The core Old Grand-Dad line comes in three different proofs: 80, 100, and 114.
Old Grand-Dad Bond is inexpensive, 100 proof, and surprisingly easy to drink. Sure, it works well as a mixer for your favorite whiskey-based drinks. But if you sip it neat or on the rocks, you’ll be met with an initial spicy hit of cinnamon followed by dried fruits before gently gliding into sweet caramel and subtle oak.
Four Roses Yellow Label
This high corn (75 percent) whiskey is aged between 4 and 12 years. That range guarantees a fairly high-quality bourbon at a value price. Sure, you can pay a little more to get a bottle of small-batch, single-barrel or small-batch select, but you honestly don’t even need to.
Even at a low sticker price, this bottle if well-suited for sipping neat or mixing into an old fashioned or mint julep.
We hate to keep harping on the low price of this offering, but it should be noted that even though you don’t have to pay a week’s rent to get a bottle, it’s perfectly balanced, soft in mouthfeel, and full of fresh sweet corn, dried fruits, vanilla, and just a hint of pleasing peppery spice at the very end of each sip.
Very Old Barton
Very Old Barton actually isn’t very old at all.
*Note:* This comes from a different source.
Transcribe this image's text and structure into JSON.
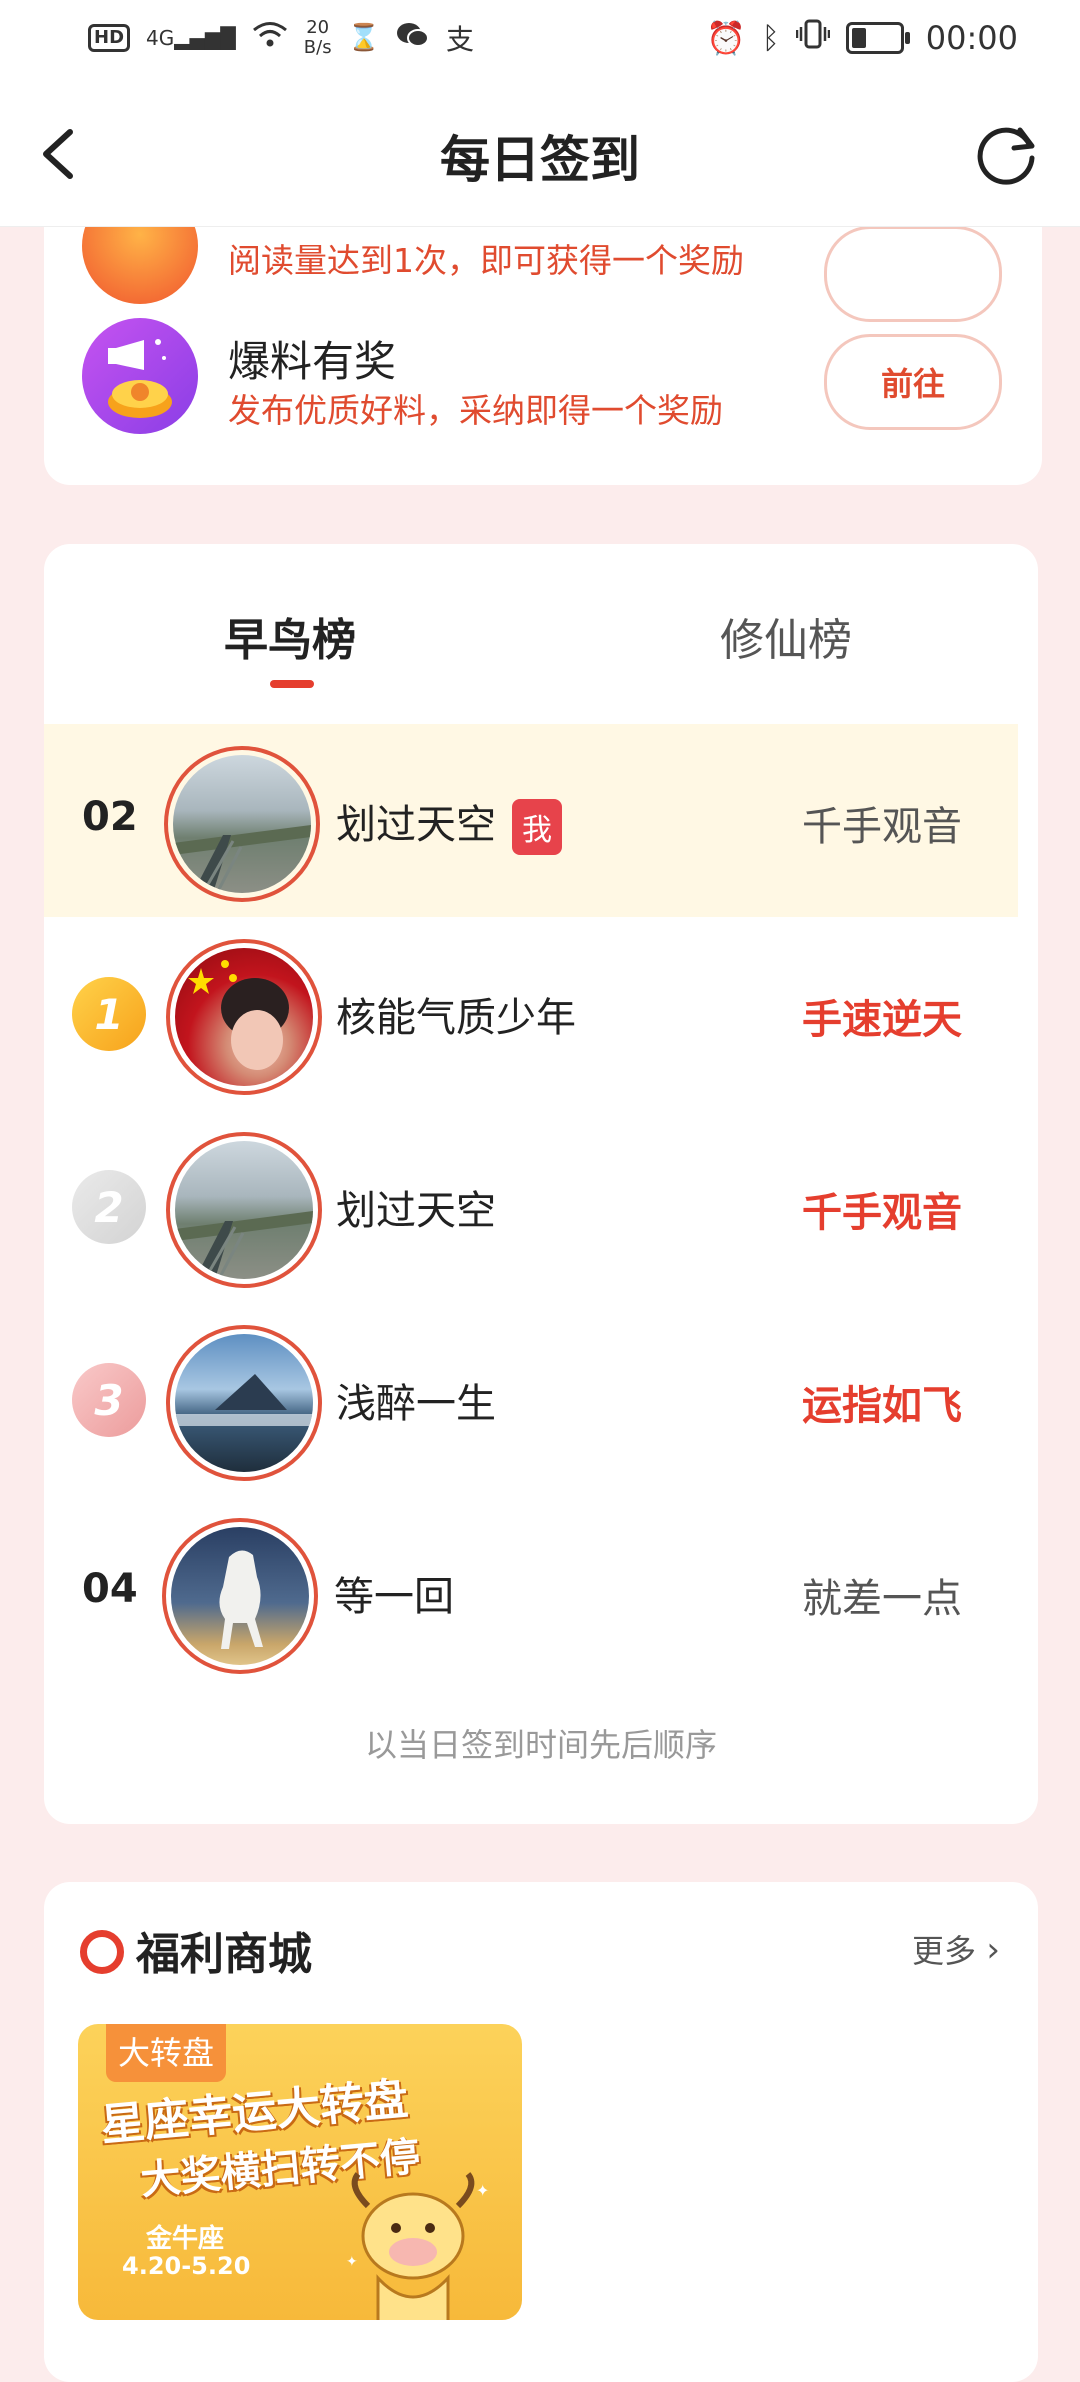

The juice inside is somewhere in the 6-year range. But at less than $15 dollars at most retailers, we’ll let someone else worry about the age semantics. For the price, this is a can’t miss bourbon. Made by the Sazerac company, Very Old Barton is bottled in multiple proofs including 80, 86, 90, and 100 and was once given a very surprising score of 90.5 in Jim Murray’s Whiskey Bible.
You’d be hard-pressed to find a better bottom shelf bourbon on the planet. With a mash bill of 75 percent corn, 15 percent rye, and 10 percent barley, this is a very well-rounded whiskey. Due to the overwhelming amount of corn, this bourbon is sweeter than most, if you dig that sort of thing. It’s full of sticky toffee, honey, and stone fruit flavors as well as just a hint of peppery spice at the end thanks to the rye.
Bib & Tucker
There’s a reason bartenders enjoy this Tennessee-based bourbon. It’s only been available since 2014 but has already gained a cult following for its high quality that starts with 70 percent corn-based mash bill and 6 years of maturation. While the distillery listed for producing it is 35 Maple Street Spirits, it’s rumored that it’s actually produced by George Dickel. This would surprise no one, as it’s the same high level as the beloved Tennessee whiskey brand.
While this 90 proof offering is made up of 70 percent corn, it’s also comprised of 26 percent rye. The result is a highly complex, well-balanced whiskey with smoky cinnamon on the first sip followed by hints of anise, cloves, and dried fruits, all brought together by sweet cream and light peppery spice from the rye.
Baker’s is the sometimes-forgotten member of Jim Beam’s Small Batch Bourbon Collection. Basil Hayden’s, Knob Creek, and Booker’s seem to get all the press. Named for Baker Beam, the grand-nephew of Jim Beam, Baker’s is aged for 7 years and sits at a highly potent 107 proof. This doesn’t stop it from being extremely sippable and bold.
Even though this whiskey is 107 proof, it’s surprisingly mellow — with subtle Christmas spices prevalent on your first sip. This is quickly followed by vanilla, caramelized sugar, and rich dried leather. The heat is long-lasting, but not harsh as it seems to warm you all the way through by the end of your first glass.